As such, there was so much riding on the casting of the two lead roles. It has to be believable that Yasir and Nuri would connect and then be willing to profess their love for each other after one perfect date together. Fortunately, the show has two solid leads in Michele Weaver and Will Catlett. Weaver is the true breakout star of the show. There is so much texture and nuance to her performance. Plus, there is more variety with Nuri's individual stories. One week she is helping her best friend Angela (Adara Victor) escape from a bad date. The next week she is pitching stories to the showrunner of the sitcom, Norman (Kadeem Hardison), in the hopes of it leading to a spinoff. All of the behind-the-scenes stuff in Hollywood is really pointed and very amusing. It's executed in such a wonderful way where it's clear that Nuri puts so much focus and attention on her career but it still being a rewarding and enriching experience for her. It's a lot of fun even though her boss is demanding and still marginalizes Nuri and Angela as the only two women in the writers room. Elsewhere, Catlett is giving a more consistent performance where Yasir's stories start to blend together. He doesn't have anywhere to go in his life except to try to keep proving his love to Nuri. As such, there is a lot of repetitiveness with his stories where he's simply trying to figure out where he's going to sleep that night and if his ex-girlfriend Ruby (Yootha Wong-Loi-Sing) or best friend Sean (Tyrone Brown) are going to be helpful in that regard.
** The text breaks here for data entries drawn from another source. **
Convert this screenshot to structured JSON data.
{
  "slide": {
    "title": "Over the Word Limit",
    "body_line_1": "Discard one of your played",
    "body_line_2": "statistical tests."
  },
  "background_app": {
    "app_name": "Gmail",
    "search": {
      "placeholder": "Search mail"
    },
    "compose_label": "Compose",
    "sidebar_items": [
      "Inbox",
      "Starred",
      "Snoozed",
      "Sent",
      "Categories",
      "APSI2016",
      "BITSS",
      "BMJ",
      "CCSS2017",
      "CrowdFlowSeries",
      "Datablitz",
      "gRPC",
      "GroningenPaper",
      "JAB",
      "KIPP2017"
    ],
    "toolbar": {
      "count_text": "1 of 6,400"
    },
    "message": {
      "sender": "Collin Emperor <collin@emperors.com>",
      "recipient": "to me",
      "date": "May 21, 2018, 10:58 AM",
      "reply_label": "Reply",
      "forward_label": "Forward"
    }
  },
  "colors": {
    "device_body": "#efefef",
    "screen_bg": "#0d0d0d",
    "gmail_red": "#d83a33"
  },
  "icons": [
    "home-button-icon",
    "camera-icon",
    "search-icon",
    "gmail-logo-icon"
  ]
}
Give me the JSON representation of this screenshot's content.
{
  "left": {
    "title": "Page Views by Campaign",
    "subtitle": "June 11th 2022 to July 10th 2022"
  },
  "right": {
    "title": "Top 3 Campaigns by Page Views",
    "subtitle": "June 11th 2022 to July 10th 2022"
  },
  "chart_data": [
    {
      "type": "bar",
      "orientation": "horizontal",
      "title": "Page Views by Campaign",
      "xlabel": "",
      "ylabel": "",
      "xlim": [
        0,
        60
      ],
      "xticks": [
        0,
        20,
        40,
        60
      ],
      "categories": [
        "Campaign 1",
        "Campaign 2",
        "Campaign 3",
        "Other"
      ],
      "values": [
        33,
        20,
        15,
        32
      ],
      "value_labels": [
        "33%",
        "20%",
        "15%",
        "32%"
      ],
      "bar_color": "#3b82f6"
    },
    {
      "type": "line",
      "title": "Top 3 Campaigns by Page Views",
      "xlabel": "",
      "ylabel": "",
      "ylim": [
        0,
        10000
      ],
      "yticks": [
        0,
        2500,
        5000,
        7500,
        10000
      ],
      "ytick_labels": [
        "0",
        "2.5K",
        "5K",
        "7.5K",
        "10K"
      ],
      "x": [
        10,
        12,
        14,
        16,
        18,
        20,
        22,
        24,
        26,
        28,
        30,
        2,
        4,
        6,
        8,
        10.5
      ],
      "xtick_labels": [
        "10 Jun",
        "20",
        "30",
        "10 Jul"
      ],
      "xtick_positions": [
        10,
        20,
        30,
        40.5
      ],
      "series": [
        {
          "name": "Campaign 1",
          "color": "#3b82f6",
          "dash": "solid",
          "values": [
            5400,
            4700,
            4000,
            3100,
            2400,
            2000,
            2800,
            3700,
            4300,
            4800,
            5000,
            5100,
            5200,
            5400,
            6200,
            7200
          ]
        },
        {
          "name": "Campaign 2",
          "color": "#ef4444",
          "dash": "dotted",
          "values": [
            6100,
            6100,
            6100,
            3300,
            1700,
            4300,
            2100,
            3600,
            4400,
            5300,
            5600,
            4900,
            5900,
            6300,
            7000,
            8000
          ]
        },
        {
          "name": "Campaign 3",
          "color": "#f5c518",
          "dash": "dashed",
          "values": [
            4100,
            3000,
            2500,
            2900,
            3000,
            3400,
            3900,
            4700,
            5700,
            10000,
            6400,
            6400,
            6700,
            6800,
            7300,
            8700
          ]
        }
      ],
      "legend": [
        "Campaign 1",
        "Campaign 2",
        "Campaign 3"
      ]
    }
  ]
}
Yes, the show nails the desperation that comes out of the fear of one's dreams being crushed by an industry that doesn't want to notice. But it will also be more exciting in this corner of the world once Yasir starts getting some work in Hollywood.

Of course, that's the direction the show is heading in as well. For every uncertainty that there is placed in the core relationship between Yasir and Nuri, there is also the comfort knowing that they are not only to going to work but they will still be together in 30 years. The show is told through the framing device of the couple filming some kind of special together in 2029 talking about the early days of their relationship and their careers in Hollywood. It's a fascinating way to structure this story. The wiser versions of the characters are played by different actors - Wendy Davis as Nuri and Clarke Peters as Yasir. They bring veteran acting chops to the series that allow for many of the twists and turns to be palpably understood. And yet, these versions of the characters are mostly just sitting on a couch talking directly to the camera about how they were feeling in a specific moment back in 1997. Yes, it means the show doesn't have to do too much production design of what life in 2029 must look like. But it at times feels unnecessary and a waste of casting actors such as Davis and Peters. The production definitely expands this world by relying on veteran actors to lift up the cast of relative unknowns in the main roles. That also includes Loretta Devine and Tammy Townsend as the mothers of Yasir and Nuri, respectively. Those two have some fun and compelling moments in these opening episodes as well. All of this is being done in a fascinating way that encourages me to keep my eye on the show moving forward to see how it develops and how it will continue telling this story. As such, it is worth checking out if you're a fan of this genre or wish to see a different couple in different circumstances depicted in the medium. It's worth the investment if you believe in the love of Yasir and Nuri right away.